Given data |
▬▬▬▬▬▬

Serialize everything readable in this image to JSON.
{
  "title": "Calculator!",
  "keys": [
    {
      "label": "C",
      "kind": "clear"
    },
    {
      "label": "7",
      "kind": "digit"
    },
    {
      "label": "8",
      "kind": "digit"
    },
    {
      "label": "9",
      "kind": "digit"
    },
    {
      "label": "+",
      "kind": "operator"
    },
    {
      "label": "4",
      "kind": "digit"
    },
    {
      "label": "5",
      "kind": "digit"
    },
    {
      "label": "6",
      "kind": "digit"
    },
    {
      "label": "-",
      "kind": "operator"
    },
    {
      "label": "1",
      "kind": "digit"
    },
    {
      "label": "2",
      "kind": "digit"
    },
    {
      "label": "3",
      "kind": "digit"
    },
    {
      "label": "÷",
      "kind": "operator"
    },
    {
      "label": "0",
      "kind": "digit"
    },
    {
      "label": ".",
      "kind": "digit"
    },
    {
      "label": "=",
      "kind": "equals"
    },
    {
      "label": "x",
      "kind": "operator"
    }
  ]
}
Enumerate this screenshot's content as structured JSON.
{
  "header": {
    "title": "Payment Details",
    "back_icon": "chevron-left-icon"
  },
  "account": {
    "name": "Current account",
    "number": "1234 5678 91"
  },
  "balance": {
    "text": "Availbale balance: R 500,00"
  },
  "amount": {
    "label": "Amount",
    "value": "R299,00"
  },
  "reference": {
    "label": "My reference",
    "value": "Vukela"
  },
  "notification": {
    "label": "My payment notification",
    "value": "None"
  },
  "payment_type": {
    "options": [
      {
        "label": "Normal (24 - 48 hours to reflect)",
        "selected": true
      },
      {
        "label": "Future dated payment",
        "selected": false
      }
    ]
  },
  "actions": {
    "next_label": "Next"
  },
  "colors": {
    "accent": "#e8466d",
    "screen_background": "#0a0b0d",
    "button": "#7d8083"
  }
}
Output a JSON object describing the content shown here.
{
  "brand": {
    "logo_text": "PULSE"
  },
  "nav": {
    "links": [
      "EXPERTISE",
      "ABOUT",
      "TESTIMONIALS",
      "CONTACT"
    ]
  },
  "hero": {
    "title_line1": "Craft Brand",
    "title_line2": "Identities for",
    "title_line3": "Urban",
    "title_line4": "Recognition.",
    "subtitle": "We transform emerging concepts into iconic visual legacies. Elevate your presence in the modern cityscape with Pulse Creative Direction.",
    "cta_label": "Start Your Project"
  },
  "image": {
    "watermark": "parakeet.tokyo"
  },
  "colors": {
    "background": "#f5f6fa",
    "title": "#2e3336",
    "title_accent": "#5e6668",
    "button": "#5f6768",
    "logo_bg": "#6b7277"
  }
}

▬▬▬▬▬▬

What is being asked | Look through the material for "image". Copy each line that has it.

Result for this task |
Serialize everything readable in this image to JSON.
  "image": {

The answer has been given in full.